    Through this project, short course participants will gain an increased awareness of these benefits and clear strategies on how to achieve them. Participants will increase their knowledge of beneficial insect biology and habitat requirements, the design and installation of new habitat, pesticide risk mitigation, and how to support these efforts through USDA conservation programs. With this new knowledge, participants will be able to directly support conservation biological control projects with their clients and to provide farmers with advice on native plant field borders, flowering hedgerows, in-field insectary strips, beetle banks, cover cropping, conservation tillage, and pesticide risk mitigation strategies.

    The Conservation Biological Control Short Course will foster a community of 390 farm professionals who are empowered with new knowledge and the enthusiasm, motivation, and confidence to share that knowledge with the farmers they support. We know that such professional communities are incredibly significant based upon the model of our earlier pollinator conservation short courses. In that previous project, attendance ranged from 30 to 100 participants per event, and trainings led to the adoption of conservation practices for pollinators on thousands of acres.

    A related product of those trainings was increased direct participation in USDA conservation programs such as EQIP, WHIP, and CSP. For example, through the Pollinator Conservation Short Course, we typically observed an average of 5 new USDA program enrollments resulting from each training event (either through direct farmer participation or through farm educators). Using this previous outcome as a target, we anticipate this project yielding up to 65 new enrollments in USDA conservation programs.

    Our objective is to build the capacity of 390 farm professionals to directly support their farmer-clients in adopting conservation biological control, and work with these farmer-clients to ultimately manage or restore at least 10,000 acres of habitat for beneficial insects. This on-farm habitat will also benefit other wildlife, including pollinators and birds such as the bobwhite quail, and contribute to land stewardship by reducing soil erosion and protecting water quality.
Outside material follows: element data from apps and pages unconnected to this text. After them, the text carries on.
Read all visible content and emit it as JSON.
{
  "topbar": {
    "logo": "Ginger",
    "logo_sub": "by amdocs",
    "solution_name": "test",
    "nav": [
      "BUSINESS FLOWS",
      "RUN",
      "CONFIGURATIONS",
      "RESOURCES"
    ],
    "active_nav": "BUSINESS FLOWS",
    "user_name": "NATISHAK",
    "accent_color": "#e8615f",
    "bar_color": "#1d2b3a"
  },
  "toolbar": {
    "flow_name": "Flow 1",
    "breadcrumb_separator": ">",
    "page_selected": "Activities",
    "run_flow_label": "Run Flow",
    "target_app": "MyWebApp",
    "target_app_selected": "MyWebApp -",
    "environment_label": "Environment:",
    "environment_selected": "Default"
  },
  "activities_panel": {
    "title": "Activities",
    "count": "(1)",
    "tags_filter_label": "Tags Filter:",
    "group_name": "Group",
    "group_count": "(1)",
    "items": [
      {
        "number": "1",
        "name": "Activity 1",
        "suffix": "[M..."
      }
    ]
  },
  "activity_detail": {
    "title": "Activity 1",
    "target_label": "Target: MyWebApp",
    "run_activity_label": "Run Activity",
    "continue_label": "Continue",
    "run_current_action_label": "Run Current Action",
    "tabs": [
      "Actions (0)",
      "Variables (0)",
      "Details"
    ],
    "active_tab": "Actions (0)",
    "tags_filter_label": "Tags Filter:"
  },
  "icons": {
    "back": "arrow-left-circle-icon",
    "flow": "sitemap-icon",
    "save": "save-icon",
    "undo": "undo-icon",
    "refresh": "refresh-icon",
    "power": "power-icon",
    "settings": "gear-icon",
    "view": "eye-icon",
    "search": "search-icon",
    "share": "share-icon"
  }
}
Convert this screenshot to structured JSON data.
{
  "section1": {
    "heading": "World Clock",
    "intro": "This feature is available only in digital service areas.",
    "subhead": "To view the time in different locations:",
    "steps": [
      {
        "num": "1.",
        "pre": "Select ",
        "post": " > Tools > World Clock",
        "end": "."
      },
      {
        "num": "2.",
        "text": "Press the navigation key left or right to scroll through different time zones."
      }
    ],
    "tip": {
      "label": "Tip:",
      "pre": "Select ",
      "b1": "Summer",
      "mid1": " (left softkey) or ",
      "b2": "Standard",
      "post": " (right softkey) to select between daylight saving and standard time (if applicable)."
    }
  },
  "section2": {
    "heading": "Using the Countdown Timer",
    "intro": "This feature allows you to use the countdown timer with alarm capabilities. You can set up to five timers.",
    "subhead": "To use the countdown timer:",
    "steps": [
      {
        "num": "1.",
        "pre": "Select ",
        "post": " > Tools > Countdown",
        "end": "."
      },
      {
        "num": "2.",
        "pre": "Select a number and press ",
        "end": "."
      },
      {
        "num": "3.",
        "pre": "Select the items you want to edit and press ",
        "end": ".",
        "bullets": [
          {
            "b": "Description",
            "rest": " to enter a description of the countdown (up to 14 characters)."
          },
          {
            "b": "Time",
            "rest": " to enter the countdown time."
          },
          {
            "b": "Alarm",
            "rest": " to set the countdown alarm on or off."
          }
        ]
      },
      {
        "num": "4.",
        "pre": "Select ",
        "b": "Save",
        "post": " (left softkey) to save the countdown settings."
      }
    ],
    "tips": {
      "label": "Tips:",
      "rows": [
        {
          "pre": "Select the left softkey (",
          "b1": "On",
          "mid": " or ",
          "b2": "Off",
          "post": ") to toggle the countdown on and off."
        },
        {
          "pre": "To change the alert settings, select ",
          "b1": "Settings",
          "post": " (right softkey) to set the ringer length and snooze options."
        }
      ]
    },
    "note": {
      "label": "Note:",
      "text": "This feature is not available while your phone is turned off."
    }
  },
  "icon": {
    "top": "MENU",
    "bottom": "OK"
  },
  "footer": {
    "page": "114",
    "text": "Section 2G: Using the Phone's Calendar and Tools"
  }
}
    Any opinions, findings, conclusions, or recommendations expressed in this publication are those of the author(s) and do not necessarily reflect the view of the U.S. Department of Agriculture or SARE.